In APA, in-text citations are inserted in the body of your research paper to briefly document the source of your information. Brief in-text citations point the reader to more complete information in the reference list at the end of the paper.
If you refer to the author's name in a sentence you do not have to include the name again as part of your in-text citation, instead include the date after the name and the page number (if there is one) at the end of the quotation or paraphrased section. For example:
Hunt (2011) explains that mother-infant attachment has been a leading topic of developmental research since John Bowlby found that "children raised in institutions were deficient in emotional and personality development" (p. 358).
When you are citing two different sources that share the same author and year of publication, assign lowercase letters after the year of publication (a, b, c, etc.). Assign these letters according to which title comes first alphabetically. Use these letters in both in-text citations and the Reference list.
Paraphrasing content from first source by this author (Daristotle, 2015a). "Now I am quoting from the second source by the same author" (Daristotle, 2015b, p. 50).
Example Reference List entries:
Daristotle, J. (2015a). Name of book used as first source. Toronto, ON: Fancy Publisher.
Daristotle, J. (2015b). Title of book used as second source. Toronto, ON: Very Fancy Publisher.
Unfortunately citing only once at the end of the paragraph isn't enough, as it doesn't clearly show where you started using information from another person's work or ideas. The good news is you can avoid having to write full in-text citations each and every time by using a lead-in to your paragraph.
|Number of Authors/Editors||First Time Paraphrased||Second and Subsequent Times Paraphrased||First Time Quoting||Second and Subsequent Times Quoting|
(Case & Daristotle, 2011)
(Case & Daristotle, 2011)
|(Case & Daristotle, 2011, p. 57)||(Case & Daristotle, 2011, p. 57)|
|Three to Five||(Case, Daristotle, Hayek, Smith, & Raash, 2011)||(Case et al., 2011)||(Case, Daristotle, Hayekm, Smith, & Raash, 2011, p. 57)||(Case et al., 2011, p. 57)|

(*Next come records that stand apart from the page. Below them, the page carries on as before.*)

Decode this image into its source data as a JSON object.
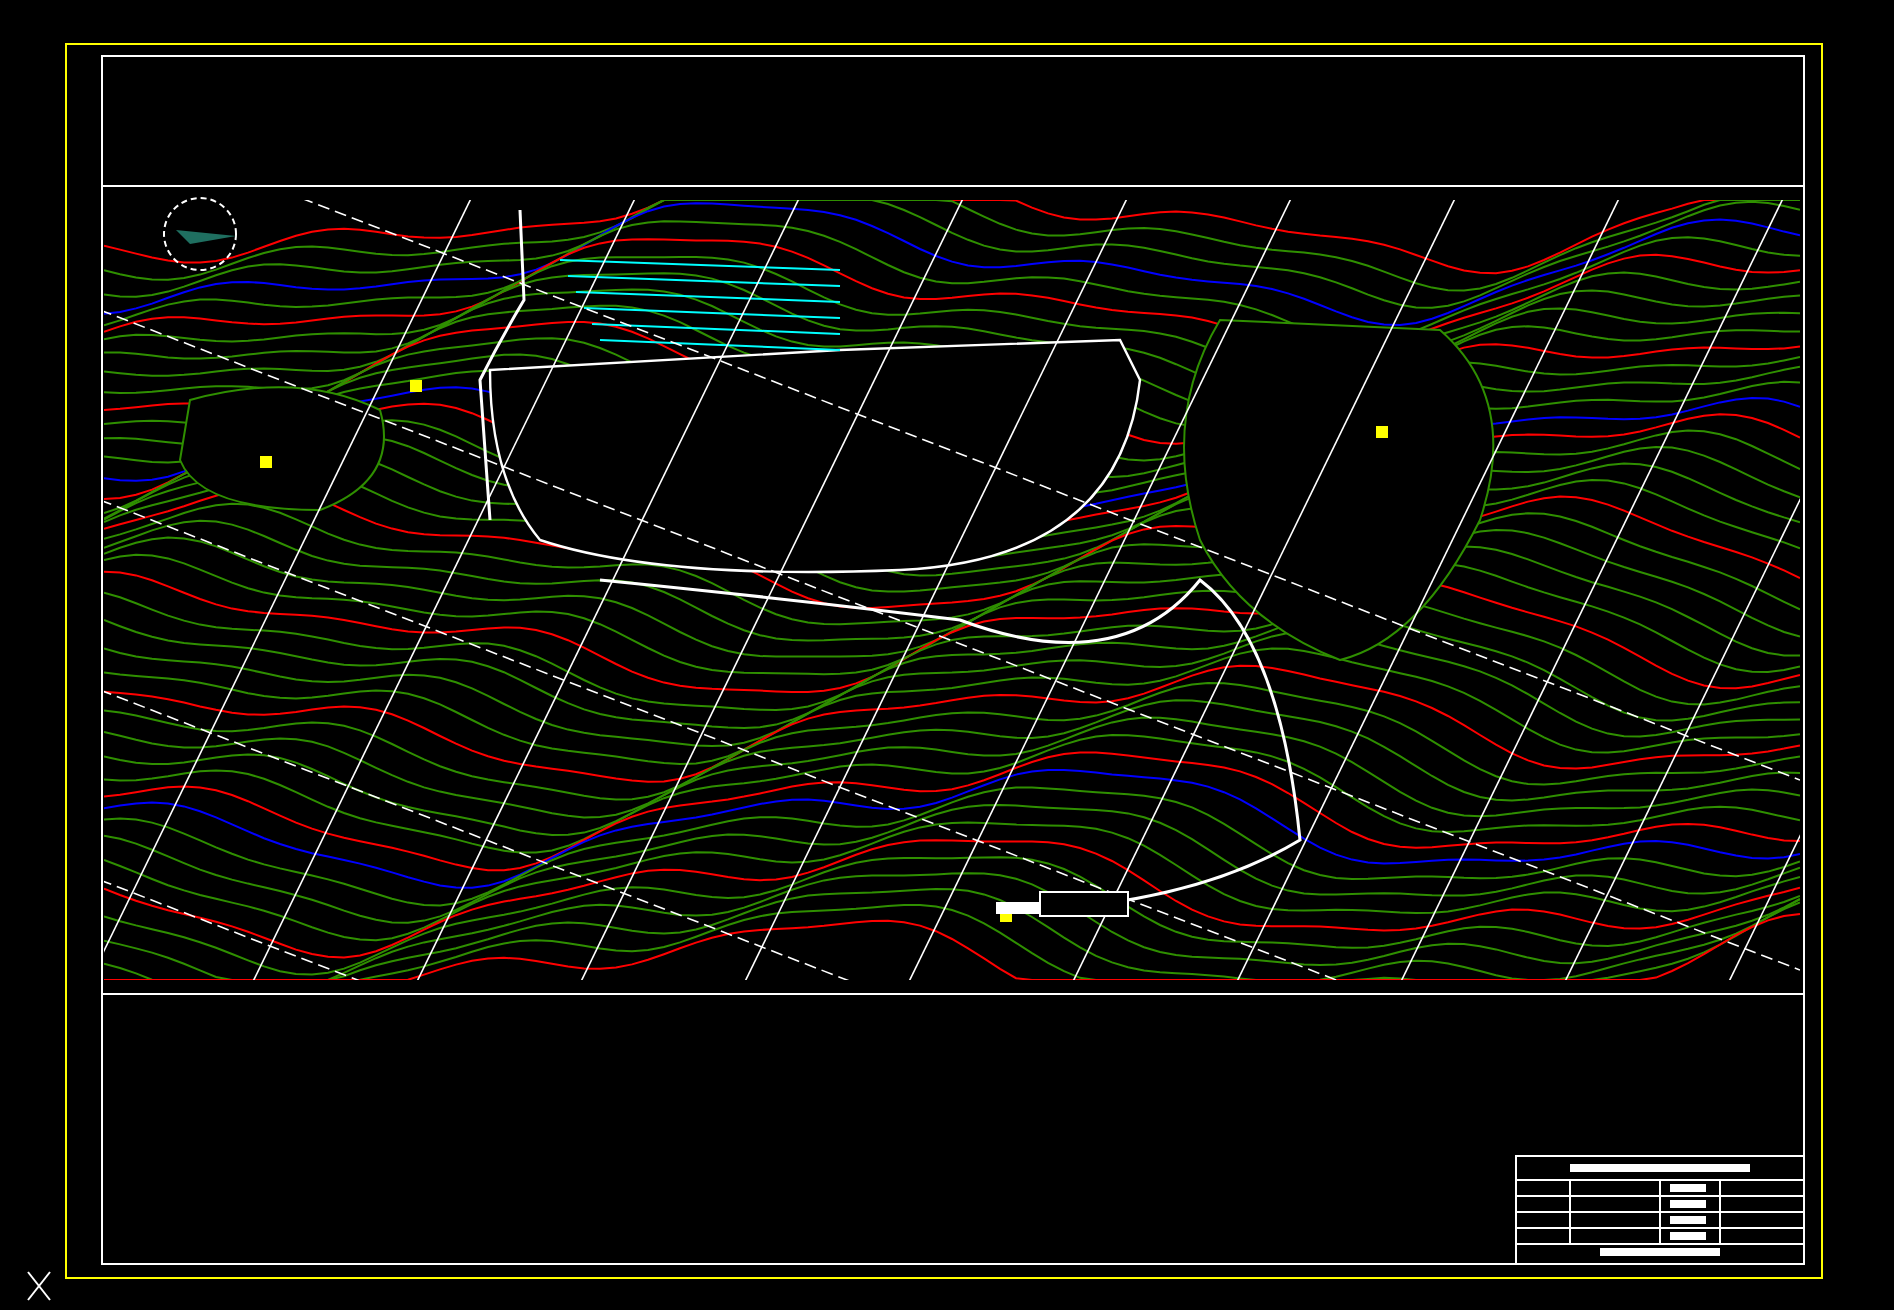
{
  "drawing": {
    "kind": "topographic-plan",
    "title_block": true
  }
}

|Six or More||
(Case et al., 2011)
|(Case et al., 2011)||(Case et al., 2011, p. 57)||(Case et al., 2011, p. 57)|
If you would like to cite more than one source within the same in-text citation, simply record the in-text citations as normal and separate them with a semi-colon. List the sources alphabetically by author's last name or first word used from the title if no author is given, in the same order they would appear on the References List, e.g.:
(Bennett, 2015; Smith, 2014).
(Brock, 2016; "It Takes Two," 2015).
Sometimes an author of a book, article or website will mention another person’s work by using a quotation or paraphrased idea from that source. (This may be called a secondary source.) For example, the Kirkey article you are reading includes a quotation by Smith that you would like to include in your essay.
The basic rule is that in both your References list and in-text citation you will still cite Kirkey. Kirkey will appear in your References list – NOT Smith.
You will add the words “as cited in” to your in-text citation.
Examples of in-text citations:
Smith (as cited in Kirkey, 2013) states that “even if euthanasia was legal, 42% of doctors would be against this method of assisted dying” (p. 34).
Example of Reference list citation: